#### PROBLEM DETAILS:
Within the data that follows, tally every line containing "text". Provide only the tally.

━━━━━━

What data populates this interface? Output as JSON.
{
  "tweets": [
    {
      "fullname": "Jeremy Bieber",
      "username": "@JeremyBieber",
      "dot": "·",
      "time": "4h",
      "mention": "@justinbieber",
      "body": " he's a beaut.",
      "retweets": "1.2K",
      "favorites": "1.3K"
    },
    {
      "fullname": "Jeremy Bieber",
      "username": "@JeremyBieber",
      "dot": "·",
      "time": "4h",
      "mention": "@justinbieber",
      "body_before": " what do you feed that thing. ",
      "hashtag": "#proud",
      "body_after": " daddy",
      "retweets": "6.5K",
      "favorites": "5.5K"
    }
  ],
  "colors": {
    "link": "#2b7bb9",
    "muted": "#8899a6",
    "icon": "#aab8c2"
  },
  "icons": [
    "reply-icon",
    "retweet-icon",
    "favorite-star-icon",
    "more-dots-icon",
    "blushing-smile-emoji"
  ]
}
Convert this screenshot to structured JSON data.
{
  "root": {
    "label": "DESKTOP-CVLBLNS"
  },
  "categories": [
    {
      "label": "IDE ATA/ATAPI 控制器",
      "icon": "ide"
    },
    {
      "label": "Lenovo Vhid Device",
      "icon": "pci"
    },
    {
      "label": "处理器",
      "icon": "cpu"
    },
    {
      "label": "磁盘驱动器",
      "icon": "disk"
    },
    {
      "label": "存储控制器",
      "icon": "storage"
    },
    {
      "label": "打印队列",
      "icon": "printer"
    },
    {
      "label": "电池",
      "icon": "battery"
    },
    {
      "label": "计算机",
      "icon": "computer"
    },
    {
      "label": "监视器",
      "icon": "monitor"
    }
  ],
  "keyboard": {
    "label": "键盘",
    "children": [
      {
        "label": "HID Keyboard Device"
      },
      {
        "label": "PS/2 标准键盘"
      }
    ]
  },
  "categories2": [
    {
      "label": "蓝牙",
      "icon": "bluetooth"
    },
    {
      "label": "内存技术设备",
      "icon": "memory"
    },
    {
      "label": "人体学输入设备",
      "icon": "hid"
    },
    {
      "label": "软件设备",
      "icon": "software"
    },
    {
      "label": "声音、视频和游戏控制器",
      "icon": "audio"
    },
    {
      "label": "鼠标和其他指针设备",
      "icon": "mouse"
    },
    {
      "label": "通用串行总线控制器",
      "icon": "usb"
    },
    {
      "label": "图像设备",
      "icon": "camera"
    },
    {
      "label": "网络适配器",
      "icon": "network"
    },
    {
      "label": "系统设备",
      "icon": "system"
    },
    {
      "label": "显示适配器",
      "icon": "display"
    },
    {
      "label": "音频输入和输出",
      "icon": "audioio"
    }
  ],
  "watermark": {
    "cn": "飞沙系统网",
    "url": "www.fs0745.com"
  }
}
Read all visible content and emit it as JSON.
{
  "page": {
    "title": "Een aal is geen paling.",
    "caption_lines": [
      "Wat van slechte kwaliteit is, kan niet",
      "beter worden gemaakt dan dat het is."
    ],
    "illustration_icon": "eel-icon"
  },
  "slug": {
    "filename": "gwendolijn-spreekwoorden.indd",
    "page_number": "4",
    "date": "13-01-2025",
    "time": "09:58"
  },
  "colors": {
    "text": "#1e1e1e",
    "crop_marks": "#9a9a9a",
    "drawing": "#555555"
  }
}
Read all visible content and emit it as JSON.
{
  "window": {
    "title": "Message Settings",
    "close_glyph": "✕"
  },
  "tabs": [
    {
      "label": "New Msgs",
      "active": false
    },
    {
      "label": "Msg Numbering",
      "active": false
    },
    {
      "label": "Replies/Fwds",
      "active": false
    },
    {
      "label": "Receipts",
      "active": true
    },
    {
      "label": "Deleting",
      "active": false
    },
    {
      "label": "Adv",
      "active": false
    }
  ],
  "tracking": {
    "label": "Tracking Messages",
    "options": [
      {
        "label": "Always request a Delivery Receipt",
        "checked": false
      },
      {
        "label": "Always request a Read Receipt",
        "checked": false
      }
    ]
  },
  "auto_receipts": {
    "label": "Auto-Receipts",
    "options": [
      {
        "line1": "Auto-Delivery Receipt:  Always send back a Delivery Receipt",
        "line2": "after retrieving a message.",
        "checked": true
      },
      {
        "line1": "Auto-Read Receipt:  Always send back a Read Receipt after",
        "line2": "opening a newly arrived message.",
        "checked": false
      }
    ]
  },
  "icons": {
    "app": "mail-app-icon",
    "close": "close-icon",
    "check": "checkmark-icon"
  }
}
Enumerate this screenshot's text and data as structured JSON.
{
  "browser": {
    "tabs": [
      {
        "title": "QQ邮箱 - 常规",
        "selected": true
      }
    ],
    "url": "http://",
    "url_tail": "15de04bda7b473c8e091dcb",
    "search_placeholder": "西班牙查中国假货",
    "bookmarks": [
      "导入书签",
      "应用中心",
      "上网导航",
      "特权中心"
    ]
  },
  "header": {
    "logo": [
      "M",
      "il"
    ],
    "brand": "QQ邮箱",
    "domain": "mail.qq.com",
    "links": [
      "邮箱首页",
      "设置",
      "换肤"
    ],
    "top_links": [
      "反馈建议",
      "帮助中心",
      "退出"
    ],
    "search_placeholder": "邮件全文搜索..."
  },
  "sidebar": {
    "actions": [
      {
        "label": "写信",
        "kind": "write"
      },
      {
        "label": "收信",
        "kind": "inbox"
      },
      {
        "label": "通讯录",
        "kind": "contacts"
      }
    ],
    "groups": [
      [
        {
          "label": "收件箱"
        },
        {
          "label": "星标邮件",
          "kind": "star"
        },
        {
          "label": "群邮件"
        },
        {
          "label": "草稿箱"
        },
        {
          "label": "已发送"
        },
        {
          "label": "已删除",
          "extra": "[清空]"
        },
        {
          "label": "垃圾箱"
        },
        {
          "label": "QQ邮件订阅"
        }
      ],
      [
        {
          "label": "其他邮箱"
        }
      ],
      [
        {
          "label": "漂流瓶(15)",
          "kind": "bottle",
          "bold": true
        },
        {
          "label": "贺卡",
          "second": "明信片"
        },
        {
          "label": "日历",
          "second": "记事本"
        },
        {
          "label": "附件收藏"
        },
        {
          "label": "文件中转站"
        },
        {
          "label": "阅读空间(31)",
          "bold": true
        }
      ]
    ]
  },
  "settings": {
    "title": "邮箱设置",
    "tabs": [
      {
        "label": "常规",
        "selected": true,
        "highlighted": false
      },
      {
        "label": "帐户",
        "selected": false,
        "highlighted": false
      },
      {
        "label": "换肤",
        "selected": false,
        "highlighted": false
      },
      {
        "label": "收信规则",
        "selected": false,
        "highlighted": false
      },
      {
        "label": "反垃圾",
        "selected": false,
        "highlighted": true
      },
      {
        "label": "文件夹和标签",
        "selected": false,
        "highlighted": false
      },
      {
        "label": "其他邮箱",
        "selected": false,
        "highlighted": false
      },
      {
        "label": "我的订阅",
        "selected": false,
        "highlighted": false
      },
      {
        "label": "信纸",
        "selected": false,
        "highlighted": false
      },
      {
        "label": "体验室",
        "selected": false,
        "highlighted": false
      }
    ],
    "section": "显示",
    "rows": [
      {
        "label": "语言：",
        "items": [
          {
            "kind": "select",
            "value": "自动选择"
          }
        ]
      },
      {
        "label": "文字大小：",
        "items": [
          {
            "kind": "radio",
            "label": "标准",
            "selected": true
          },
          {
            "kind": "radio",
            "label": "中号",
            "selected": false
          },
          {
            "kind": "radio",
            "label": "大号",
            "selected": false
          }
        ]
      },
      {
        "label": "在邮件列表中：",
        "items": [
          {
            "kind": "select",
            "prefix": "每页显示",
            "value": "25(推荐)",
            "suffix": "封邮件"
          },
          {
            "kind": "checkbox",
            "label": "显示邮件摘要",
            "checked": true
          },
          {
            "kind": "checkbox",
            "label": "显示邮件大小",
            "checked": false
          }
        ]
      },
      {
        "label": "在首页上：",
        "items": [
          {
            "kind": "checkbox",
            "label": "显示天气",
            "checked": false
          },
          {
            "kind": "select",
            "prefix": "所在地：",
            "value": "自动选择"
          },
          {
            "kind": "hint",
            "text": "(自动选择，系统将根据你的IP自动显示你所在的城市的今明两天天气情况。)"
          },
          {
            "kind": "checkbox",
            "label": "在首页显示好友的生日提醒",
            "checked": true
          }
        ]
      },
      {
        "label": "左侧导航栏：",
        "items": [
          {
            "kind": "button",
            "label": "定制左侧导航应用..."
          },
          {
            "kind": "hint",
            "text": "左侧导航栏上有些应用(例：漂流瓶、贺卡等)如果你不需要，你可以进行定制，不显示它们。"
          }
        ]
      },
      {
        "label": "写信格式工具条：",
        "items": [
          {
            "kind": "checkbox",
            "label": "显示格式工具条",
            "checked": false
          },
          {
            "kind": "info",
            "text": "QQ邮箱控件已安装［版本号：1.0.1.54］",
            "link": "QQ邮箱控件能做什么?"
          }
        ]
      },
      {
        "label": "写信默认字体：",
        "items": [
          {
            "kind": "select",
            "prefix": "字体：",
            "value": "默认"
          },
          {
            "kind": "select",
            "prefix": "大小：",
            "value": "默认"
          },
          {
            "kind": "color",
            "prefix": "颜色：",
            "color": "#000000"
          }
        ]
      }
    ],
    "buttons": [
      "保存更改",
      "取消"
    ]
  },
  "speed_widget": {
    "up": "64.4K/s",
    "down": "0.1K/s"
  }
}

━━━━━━

#### ANSWER SECTION:
5